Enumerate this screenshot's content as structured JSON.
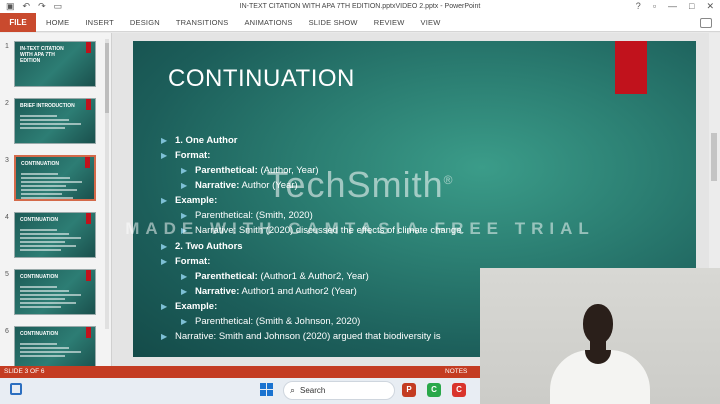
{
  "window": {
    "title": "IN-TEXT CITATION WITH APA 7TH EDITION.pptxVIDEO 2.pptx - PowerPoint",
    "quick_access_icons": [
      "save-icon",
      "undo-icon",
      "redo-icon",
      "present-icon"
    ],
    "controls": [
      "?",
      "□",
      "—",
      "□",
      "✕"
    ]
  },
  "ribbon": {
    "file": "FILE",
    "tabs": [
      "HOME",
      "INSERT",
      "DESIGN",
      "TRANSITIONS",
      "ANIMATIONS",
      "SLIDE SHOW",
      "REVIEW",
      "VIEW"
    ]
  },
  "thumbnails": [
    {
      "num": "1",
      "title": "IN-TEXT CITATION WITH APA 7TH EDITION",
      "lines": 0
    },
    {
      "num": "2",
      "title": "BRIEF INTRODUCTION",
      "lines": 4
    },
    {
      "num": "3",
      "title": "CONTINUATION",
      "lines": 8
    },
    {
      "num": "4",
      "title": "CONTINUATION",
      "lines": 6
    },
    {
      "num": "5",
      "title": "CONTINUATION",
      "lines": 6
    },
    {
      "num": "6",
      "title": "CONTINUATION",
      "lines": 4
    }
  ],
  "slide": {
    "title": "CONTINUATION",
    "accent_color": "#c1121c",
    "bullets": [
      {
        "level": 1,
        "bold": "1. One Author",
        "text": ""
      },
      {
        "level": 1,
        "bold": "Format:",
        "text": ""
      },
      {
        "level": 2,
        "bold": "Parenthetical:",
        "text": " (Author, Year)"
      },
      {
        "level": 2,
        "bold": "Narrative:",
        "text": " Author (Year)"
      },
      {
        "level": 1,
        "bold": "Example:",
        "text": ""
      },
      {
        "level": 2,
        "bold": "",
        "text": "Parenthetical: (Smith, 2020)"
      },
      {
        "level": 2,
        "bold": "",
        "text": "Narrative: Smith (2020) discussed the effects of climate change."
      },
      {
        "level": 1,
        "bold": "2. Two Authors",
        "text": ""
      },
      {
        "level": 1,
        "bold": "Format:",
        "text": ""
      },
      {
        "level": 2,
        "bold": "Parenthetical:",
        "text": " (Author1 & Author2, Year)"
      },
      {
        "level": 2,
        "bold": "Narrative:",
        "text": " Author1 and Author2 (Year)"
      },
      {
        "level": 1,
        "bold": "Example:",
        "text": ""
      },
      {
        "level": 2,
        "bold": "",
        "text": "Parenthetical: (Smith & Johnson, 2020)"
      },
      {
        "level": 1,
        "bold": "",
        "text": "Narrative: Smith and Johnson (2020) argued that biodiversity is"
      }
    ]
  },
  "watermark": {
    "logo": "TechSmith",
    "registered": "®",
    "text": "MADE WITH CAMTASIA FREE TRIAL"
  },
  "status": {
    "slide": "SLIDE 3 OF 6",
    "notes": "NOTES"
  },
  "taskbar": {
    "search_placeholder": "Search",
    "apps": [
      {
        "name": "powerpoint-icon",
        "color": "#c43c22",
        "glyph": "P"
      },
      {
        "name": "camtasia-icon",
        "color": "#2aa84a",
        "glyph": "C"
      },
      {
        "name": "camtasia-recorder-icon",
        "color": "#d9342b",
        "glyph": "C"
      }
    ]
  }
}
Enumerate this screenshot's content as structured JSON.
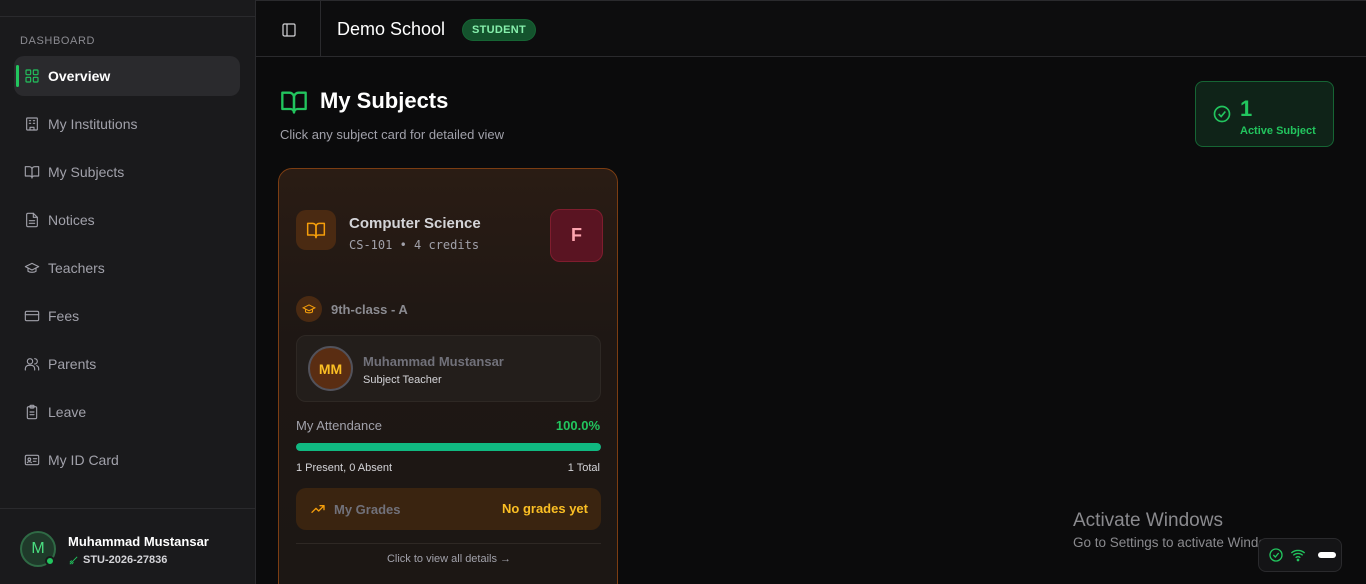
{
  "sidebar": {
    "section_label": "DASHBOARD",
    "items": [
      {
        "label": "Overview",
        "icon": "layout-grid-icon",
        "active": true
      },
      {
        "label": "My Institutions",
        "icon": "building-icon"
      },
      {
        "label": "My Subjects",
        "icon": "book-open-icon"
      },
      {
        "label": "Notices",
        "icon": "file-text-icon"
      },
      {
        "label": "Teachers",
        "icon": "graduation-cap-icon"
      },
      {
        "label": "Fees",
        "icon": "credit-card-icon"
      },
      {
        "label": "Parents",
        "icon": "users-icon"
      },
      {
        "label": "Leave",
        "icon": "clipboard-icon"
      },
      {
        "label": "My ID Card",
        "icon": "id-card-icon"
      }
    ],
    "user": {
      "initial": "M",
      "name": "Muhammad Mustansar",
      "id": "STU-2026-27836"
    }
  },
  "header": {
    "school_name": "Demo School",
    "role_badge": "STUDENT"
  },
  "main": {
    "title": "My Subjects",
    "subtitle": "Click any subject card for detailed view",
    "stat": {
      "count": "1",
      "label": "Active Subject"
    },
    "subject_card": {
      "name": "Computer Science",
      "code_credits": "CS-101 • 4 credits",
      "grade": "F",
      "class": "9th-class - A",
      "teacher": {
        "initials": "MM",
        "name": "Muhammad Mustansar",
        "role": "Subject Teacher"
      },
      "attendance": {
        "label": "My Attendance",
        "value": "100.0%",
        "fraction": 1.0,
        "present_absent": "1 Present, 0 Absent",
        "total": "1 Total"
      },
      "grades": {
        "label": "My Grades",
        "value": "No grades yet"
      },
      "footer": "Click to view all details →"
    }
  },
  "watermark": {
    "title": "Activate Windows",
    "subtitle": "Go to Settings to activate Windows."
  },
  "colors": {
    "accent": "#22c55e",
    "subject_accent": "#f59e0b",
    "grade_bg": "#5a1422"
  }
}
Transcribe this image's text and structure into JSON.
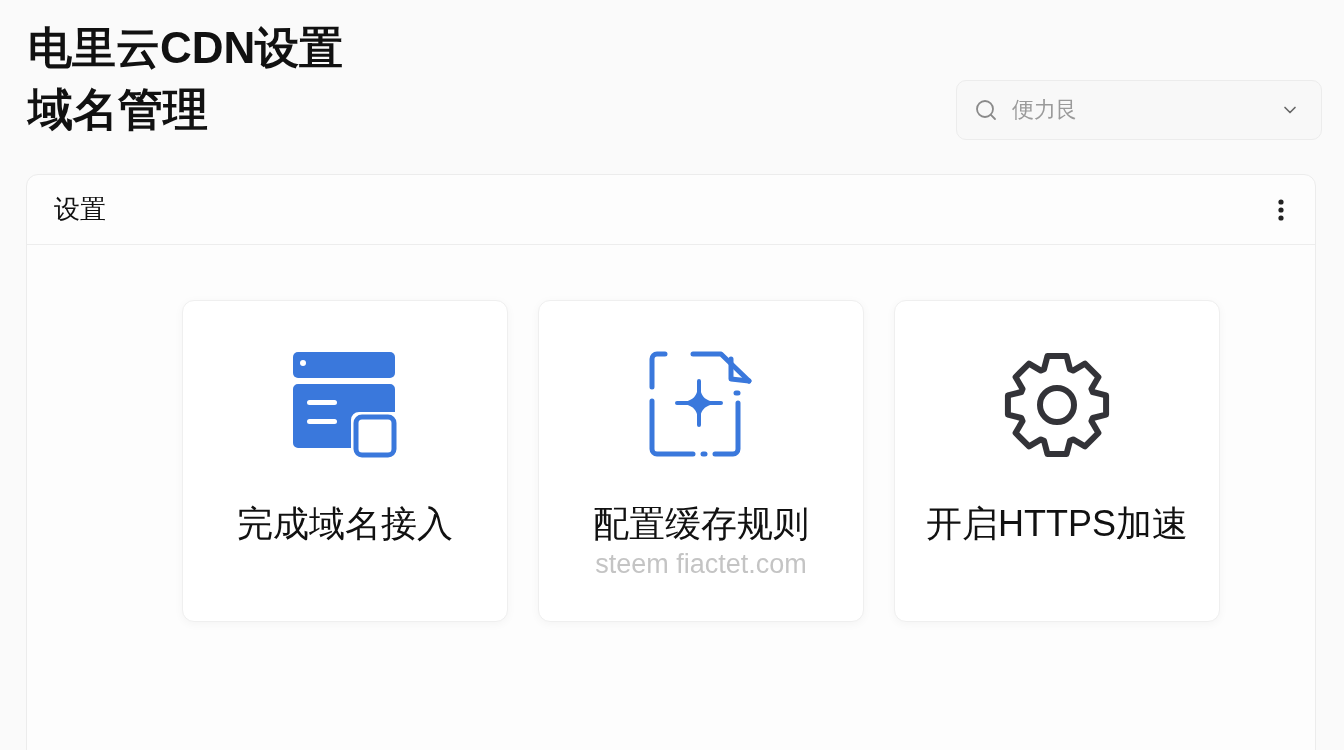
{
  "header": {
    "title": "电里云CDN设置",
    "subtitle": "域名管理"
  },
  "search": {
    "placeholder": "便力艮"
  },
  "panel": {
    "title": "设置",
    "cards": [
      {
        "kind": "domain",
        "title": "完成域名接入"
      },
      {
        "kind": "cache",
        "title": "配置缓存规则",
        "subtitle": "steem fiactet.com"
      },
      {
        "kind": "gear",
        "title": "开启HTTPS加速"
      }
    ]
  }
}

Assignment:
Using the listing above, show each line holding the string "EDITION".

Answer space:
    "title": "IN-TEXT CITATION WITH APA 7TH EDITION.pptxVIDEO 2.pptx - PowerPoint",
      "title": "IN-TEXT CITATION WITH APA 7TH EDITION",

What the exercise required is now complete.